**Aim of the task:** Count the lines in the entries that contain "rest". Say the number and nothing more.

**Study material:**

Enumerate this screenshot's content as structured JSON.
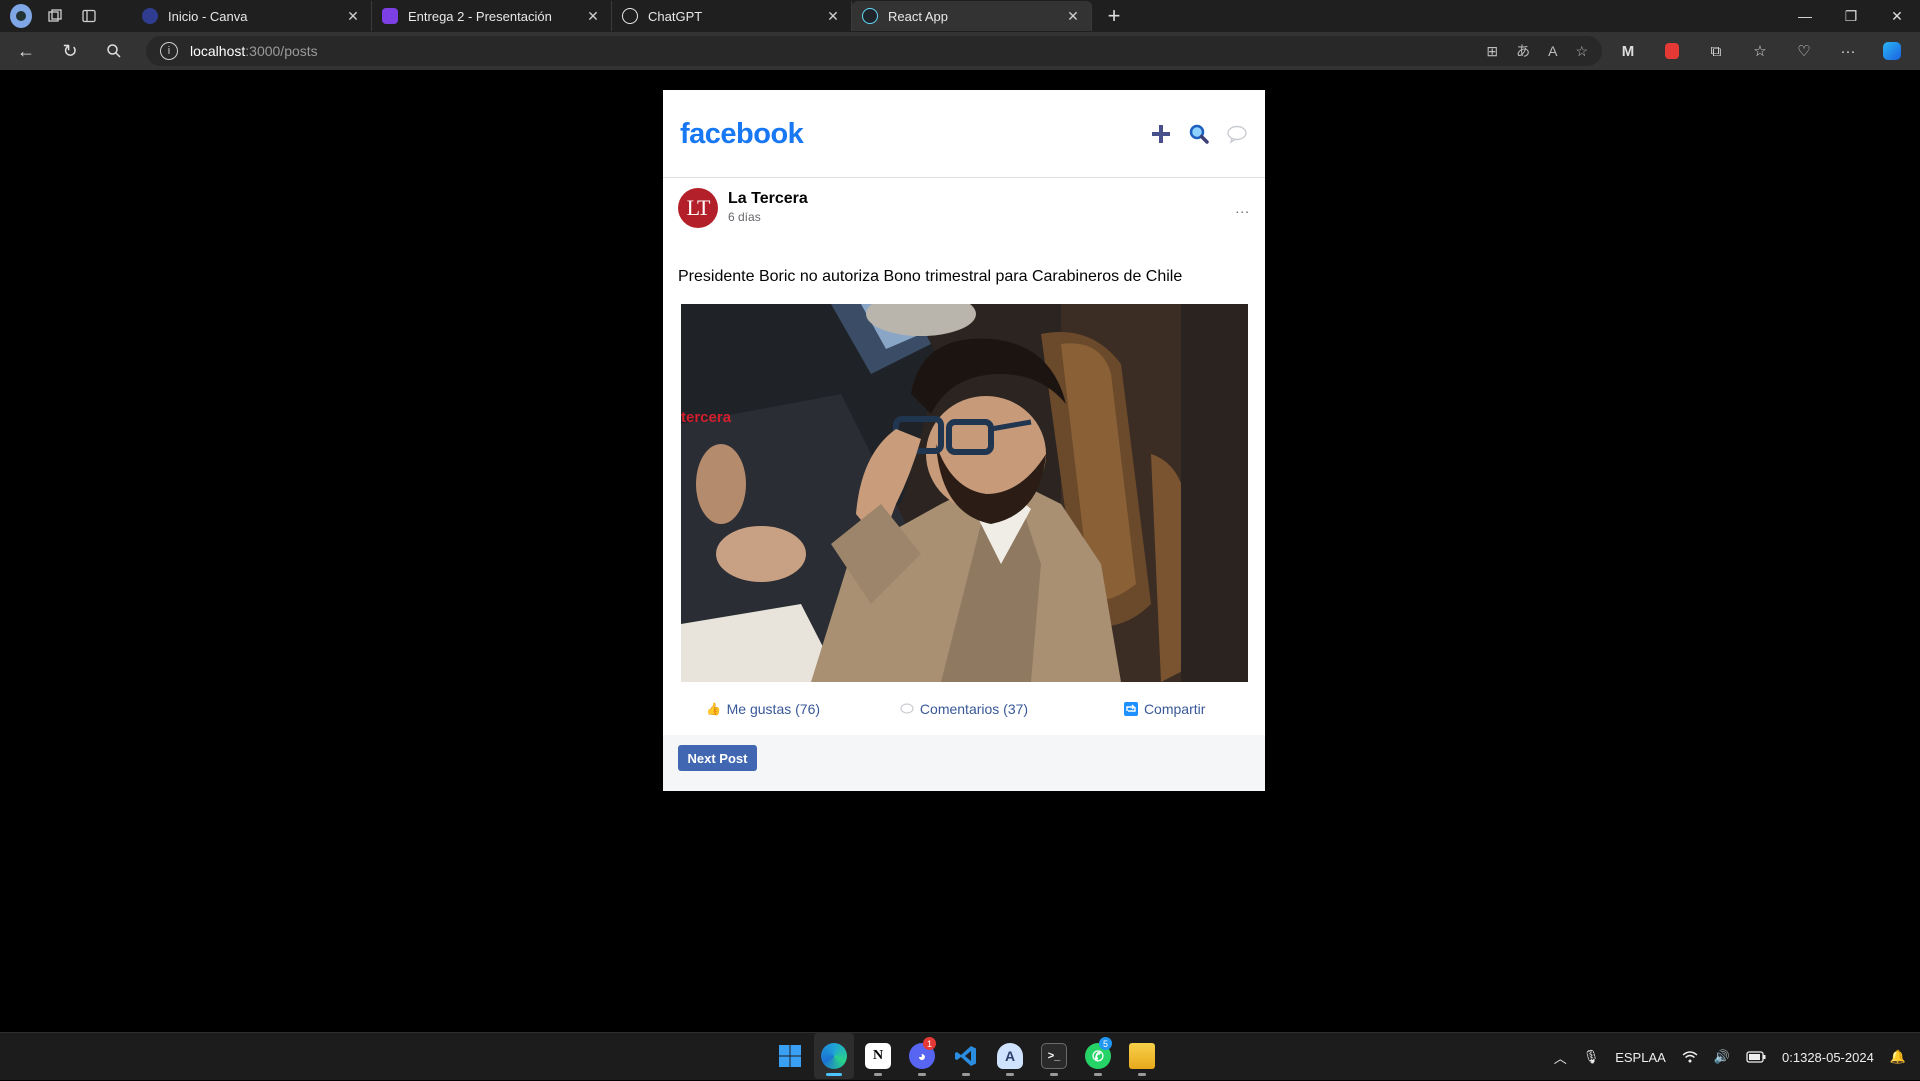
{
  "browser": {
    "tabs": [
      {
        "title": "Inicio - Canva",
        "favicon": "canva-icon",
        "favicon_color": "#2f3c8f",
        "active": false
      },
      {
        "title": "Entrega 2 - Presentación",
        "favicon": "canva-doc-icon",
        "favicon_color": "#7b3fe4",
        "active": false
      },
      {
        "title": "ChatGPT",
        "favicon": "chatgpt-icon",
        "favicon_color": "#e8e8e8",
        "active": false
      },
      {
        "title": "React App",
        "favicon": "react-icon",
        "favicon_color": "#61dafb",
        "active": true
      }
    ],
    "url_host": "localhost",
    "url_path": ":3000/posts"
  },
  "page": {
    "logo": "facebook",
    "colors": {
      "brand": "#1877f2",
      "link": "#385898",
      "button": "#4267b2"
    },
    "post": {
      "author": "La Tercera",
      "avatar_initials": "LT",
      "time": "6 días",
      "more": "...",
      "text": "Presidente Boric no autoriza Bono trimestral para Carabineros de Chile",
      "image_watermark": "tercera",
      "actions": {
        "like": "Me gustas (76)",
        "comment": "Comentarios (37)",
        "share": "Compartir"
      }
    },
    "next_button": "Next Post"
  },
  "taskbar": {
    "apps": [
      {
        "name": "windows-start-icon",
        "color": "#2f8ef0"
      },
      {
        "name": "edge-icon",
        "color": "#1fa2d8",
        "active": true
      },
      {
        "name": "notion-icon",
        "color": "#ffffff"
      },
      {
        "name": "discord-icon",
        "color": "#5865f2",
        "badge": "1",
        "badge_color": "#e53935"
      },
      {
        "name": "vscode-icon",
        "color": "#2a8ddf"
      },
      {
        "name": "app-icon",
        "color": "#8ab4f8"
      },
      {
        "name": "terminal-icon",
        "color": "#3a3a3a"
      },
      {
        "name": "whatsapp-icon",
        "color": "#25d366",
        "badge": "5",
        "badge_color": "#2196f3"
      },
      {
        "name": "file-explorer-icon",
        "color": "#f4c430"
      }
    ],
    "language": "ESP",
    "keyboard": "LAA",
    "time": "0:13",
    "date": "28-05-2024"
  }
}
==
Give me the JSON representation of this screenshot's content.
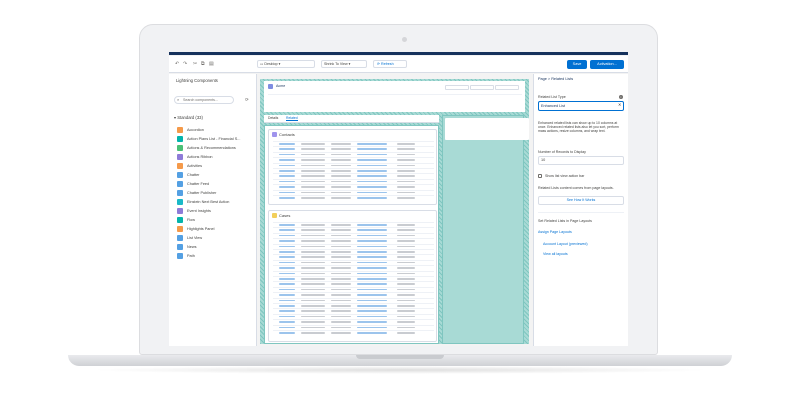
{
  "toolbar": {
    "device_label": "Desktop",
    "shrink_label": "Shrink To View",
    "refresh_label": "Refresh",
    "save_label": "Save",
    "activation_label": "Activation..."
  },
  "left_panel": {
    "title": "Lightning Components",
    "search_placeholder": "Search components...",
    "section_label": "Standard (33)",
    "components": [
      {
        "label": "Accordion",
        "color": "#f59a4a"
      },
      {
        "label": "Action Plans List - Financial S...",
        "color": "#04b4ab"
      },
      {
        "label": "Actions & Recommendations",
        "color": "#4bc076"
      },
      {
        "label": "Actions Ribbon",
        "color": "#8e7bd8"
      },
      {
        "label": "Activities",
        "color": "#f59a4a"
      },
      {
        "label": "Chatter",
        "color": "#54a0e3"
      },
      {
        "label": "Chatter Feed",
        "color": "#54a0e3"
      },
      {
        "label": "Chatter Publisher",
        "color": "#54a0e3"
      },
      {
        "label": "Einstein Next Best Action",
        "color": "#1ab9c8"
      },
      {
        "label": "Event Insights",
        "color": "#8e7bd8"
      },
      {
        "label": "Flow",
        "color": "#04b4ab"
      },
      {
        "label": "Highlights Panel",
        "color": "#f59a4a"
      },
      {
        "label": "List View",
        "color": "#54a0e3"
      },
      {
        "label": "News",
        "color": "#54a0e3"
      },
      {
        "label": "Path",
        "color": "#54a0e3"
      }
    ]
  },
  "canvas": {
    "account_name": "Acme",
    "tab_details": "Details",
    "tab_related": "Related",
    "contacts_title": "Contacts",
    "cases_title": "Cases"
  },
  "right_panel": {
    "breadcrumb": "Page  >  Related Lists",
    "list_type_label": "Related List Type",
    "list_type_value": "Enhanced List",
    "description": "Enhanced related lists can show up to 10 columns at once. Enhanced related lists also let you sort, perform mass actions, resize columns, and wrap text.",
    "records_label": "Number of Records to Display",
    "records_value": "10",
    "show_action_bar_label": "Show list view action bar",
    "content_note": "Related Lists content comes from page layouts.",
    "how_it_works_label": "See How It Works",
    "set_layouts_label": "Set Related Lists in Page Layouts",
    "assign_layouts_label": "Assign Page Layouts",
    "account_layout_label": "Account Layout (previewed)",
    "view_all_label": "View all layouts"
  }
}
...
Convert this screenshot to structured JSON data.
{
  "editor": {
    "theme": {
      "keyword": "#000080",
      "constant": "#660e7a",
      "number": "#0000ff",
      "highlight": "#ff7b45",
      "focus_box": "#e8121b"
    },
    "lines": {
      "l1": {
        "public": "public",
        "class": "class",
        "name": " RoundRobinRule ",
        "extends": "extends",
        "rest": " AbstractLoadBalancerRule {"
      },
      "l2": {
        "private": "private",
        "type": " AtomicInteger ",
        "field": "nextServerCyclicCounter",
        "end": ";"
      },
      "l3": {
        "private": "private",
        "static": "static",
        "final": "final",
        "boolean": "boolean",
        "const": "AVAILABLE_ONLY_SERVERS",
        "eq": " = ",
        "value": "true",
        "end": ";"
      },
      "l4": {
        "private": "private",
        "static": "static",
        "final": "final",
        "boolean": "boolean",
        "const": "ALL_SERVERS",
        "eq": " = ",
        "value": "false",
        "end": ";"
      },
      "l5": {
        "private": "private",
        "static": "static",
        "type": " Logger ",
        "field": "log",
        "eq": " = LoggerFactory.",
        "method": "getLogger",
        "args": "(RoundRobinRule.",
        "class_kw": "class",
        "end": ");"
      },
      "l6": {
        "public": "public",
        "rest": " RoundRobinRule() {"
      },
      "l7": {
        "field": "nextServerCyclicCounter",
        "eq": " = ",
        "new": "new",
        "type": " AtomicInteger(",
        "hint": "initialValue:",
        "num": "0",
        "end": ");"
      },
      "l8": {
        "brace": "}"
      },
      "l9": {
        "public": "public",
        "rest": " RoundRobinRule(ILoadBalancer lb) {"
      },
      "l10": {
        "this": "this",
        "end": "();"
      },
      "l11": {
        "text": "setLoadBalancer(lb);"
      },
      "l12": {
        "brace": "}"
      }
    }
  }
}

**Solution for this task:** 3